Cheaper, Cleaner Power: De-risking as an Anti-collusion Strategy in Bangladesh

Collusive contracting with private power plants in Bangladesh has resulted in high power prices that cost the taxpayer around US$1 billion a year in subsidies, as well as the selection of environmentally damaging fuels and technologies. These problems emerged after 2010 as contracts began to be signed in closed-door negotiations between the government and individual investors. To mitigate risks in high-risk contexts, governments have to provide subsidies to change incentives. This solved the investment problem but at a high cost and with much higher subsidies. Versions of competitive risk-mitigation subsidies continued in a few projects. The study uses data from 58 private power plants in Bangladesh from 2008 to 2016 to show that even in an overall collusive environment, the provision of relatively small risk-mitigation subsidies resulted in a 62% reduction in plant-level prices in these projects, adjusting for fuel type, generation capacity and age. The analysis of risk perceptions and potential competition provides a plausible explanation for this huge price effect. The evidence and analysis suggest a feasible and effective anti-collusion strategy for the power sector. Given the powerful interests at play, we looked for and identified an instrument that is not opposed by powerful players and yet is effective in changing their behaviour. It also suggests that a full subsidy withdrawal strategy will not solve collusion and corruption problems in developing-country power sectors. In fact, the collusion problem emerged as a result of an untimely withdrawal of some subsidies.

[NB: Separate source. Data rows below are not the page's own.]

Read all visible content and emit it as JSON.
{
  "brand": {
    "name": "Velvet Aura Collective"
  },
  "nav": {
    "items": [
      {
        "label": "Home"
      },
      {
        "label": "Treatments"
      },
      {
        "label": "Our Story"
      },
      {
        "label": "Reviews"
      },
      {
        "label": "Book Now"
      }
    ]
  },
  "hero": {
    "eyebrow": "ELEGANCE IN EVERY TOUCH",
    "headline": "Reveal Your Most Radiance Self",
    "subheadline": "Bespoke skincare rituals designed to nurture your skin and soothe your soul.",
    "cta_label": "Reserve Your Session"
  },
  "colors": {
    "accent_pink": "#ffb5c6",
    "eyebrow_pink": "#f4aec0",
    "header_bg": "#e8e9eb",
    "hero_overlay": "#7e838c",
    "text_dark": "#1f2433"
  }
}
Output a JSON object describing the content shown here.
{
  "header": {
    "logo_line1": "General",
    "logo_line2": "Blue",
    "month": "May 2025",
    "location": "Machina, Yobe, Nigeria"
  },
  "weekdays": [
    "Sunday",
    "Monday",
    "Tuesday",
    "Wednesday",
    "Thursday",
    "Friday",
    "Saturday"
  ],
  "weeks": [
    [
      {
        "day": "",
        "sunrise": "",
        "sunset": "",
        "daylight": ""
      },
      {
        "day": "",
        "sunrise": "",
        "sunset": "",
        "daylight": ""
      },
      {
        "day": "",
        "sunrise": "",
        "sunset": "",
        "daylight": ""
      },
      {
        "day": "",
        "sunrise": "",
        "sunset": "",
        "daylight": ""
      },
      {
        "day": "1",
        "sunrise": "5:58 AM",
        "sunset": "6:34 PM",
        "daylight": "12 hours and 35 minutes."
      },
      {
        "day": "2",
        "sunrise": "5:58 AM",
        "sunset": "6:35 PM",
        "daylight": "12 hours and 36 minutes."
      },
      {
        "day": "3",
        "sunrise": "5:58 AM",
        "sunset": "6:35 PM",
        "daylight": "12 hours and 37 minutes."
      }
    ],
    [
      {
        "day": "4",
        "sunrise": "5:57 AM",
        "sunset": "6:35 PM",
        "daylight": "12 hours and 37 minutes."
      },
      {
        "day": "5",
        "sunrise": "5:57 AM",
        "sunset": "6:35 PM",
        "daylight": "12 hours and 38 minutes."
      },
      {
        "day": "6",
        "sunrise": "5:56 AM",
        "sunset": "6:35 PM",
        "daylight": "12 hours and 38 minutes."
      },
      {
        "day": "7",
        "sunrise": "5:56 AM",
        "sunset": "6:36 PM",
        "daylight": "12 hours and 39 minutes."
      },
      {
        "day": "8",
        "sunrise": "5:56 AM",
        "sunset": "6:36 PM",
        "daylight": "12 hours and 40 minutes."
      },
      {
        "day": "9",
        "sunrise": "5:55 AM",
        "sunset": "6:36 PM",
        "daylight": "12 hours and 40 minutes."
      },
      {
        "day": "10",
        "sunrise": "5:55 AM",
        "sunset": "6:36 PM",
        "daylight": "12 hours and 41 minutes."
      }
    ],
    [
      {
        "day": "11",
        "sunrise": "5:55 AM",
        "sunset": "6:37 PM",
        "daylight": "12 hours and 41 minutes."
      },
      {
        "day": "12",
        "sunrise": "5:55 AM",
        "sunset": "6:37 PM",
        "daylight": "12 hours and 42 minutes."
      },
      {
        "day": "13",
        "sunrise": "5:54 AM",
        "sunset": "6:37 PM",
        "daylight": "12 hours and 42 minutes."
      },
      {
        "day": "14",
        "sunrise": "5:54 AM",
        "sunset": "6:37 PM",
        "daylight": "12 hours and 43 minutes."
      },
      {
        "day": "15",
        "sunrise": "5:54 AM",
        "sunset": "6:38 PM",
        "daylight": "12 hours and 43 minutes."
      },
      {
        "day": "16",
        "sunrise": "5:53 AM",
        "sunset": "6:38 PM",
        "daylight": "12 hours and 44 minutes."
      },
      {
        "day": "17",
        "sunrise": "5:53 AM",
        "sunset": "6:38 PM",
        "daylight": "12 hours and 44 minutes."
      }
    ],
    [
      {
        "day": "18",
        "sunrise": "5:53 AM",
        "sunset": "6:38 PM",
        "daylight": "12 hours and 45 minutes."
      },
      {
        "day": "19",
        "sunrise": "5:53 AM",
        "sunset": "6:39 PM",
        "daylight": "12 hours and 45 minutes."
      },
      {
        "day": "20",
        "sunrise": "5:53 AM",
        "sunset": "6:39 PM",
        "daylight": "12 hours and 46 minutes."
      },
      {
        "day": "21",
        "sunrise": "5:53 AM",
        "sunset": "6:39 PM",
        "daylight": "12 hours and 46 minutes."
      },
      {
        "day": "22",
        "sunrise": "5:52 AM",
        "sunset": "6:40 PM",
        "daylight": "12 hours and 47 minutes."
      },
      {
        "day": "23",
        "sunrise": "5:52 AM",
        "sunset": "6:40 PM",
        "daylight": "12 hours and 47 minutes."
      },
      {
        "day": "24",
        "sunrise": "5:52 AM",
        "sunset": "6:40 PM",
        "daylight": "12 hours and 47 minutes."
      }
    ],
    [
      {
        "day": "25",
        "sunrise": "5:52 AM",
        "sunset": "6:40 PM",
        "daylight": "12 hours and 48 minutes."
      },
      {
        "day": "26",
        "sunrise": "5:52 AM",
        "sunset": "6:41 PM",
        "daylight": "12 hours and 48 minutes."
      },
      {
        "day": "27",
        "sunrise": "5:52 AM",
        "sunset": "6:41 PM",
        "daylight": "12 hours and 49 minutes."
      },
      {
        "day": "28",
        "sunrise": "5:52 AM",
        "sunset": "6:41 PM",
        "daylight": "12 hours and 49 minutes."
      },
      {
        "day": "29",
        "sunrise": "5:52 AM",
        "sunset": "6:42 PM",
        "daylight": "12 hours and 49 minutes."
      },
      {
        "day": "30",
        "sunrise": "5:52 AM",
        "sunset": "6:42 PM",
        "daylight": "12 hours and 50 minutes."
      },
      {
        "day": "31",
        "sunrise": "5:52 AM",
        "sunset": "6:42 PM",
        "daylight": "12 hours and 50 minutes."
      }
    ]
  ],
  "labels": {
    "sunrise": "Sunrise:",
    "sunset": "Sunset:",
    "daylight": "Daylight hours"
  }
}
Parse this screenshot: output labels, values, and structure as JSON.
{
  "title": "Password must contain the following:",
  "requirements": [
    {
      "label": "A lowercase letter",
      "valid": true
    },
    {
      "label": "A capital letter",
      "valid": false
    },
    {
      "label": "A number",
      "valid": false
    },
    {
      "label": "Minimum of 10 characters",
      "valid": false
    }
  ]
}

Authors: Khan, Mushtaq; Matin, Maria; Zahan, Iffat; Ashraf, Zeeshan; Ajefu, Joseph
Type: Working Paper
Year: 2020